There’s a lot more, and a good rationale for the Left calling out its own, but I’m running out of time and space.
Do read Kaminer’s piece in spiked (click on screenshot):
Two brief excerpts of a brief article:
‘I rest my case’, I’m tempted to say, reviewing the unhinged responses of cancel-culture fans intent on cancelling the judicious defence of free speech in our ‘Letter on Justice and Open Debate’, published by Harper’s this week. I signed emphatically, which makes me one of ‘the worst people in the world of public intellectualism’, according to In These Times. What’s so bad about defending ‘the free exchange of information and ideas’ and critiquing ‘intolerance for opposing views’ and ‘a vogue for public shaming and ostracism’? In doing so we were not really defending the right to debate and criticise, according to In These Times: we were trying to squelch debate and censor our own critics, exhibiting a ‘bizarre aversion to being argued against … [that] now borders on the pathological’.

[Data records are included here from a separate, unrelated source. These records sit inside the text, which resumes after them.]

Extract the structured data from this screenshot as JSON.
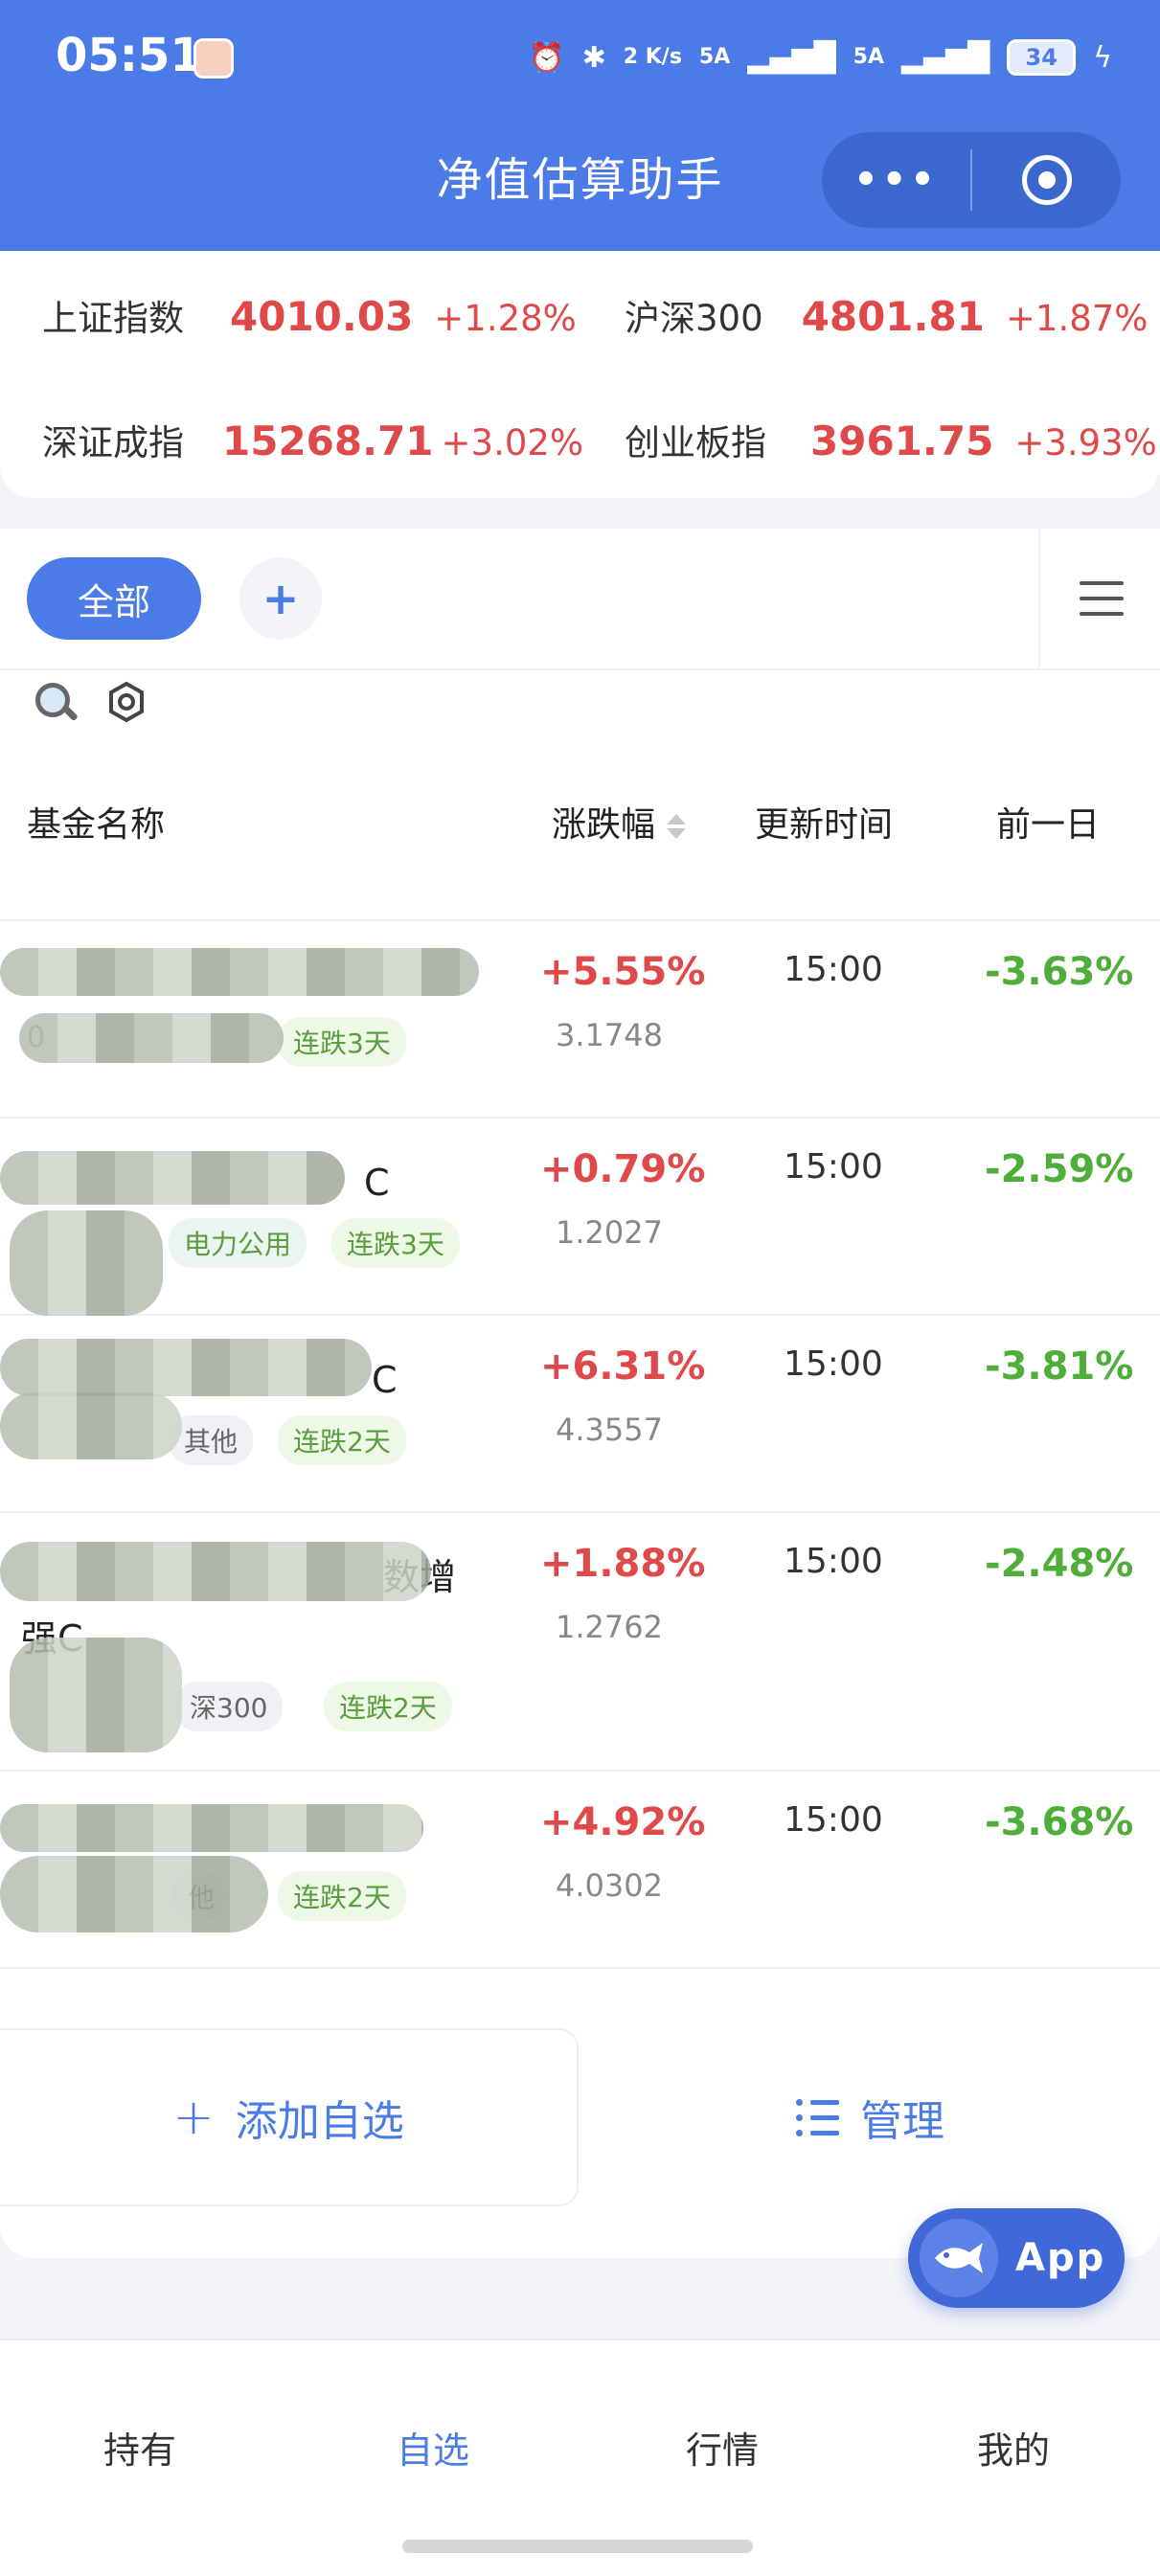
{
  "status_bar": {
    "time": "05:51",
    "network_speed": "2 K/s",
    "signal_1": "5A",
    "signal_2": "5A",
    "battery": "34"
  },
  "header": {
    "title": "净值估算助手",
    "more_icon": "more-dots-icon",
    "close_icon": "target-icon"
  },
  "indices": [
    {
      "name": "上证指数",
      "value": "4010.03",
      "change": "+1.28%"
    },
    {
      "name": "沪深300",
      "value": "4801.81",
      "change": "+1.87%"
    },
    {
      "name": "深证成指",
      "value": "15268.71",
      "change": "+3.02%"
    },
    {
      "name": "创业板指",
      "value": "3961.75",
      "change": "+3.93%"
    }
  ],
  "tabs": {
    "all_label": "全部",
    "add_label": "+"
  },
  "columns": {
    "name": "基金名称",
    "change": "涨跌幅",
    "time": "更新时间",
    "prev": "前一日"
  },
  "funds": [
    {
      "name_fragment": "",
      "code_fragment": "0",
      "tags": [
        "连跌3天"
      ],
      "change": "+5.55%",
      "nav": "3.1748",
      "time": "15:00",
      "prev": "-3.63%"
    },
    {
      "name_fragment": "C",
      "code_fragment": "",
      "tags": [
        "电力公用",
        "连跌3天"
      ],
      "change": "+0.79%",
      "nav": "1.2027",
      "time": "15:00",
      "prev": "-2.59%"
    },
    {
      "name_fragment": "C",
      "code_fragment": "",
      "tags": [
        "其他",
        "连跌2天"
      ],
      "change": "+6.31%",
      "nav": "4.3557",
      "time": "15:00",
      "prev": "-3.81%"
    },
    {
      "name_fragment": "数增",
      "name_line2": "强C",
      "code_fragment": "",
      "tags": [
        "深300",
        "连跌2天"
      ],
      "change": "+1.88%",
      "nav": "1.2762",
      "time": "15:00",
      "prev": "-2.48%"
    },
    {
      "name_fragment": "",
      "code_fragment": "",
      "tags": [
        "他",
        "连跌2天"
      ],
      "change": "+4.92%",
      "nav": "4.0302",
      "time": "15:00",
      "prev": "-3.68%"
    }
  ],
  "actions": {
    "add_label": "添加自选",
    "manage_label": "管理"
  },
  "app_button": {
    "label": "App"
  },
  "tabbar": [
    {
      "label": "持有",
      "active": false
    },
    {
      "label": "自选",
      "active": true
    },
    {
      "label": "行情",
      "active": false
    },
    {
      "label": "我的",
      "active": false
    }
  ],
  "colors": {
    "primary": "#4b7be6",
    "up": "#e04949",
    "down": "#4fae3a"
  }
}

This is what citizens of cancel culture have apparently learned from Donald Trump: confound your critics by accusing them of precisely the sins you’re busy committing. Social-justice warriors have long demanded protection from the ‘trauma’ of hearing speech they deem offensive, calling for suppression of the speech and shunning of the speaker. So, employing Trumpian tactics, they accuse free-speech advocates of the censoriousness and psychic fragility that’s the raison d’être of their movement.
. . .I saw only a partial list of signatories when I agreed to sign and didn’t pay it much attention. I focused on the text, not the names endorsing it. I’m not responsible for their views (which I don’t always share), and they’re not responsible for mine. The refusal to endorse a statement you support and consider important because it will be endorsed by people with whom you sometimes differ reflects the intolerance for debate that the letter addresses.
I disagree with many of spiked’s writers, for example, and they, no doubt, disagree often with me, but in my view that’s what makes spiked interesting. I have no desire to speak only with or to people who applaud me.
This apparently contrasts with the Woke opponents of the letter, who desire to converse only with those who agree with them. The others they shout down, and, if possible, ruin their careers. Kaminer is spot on when she notes that it is the censors who most loudly accuse The Letter’s signers of censorship.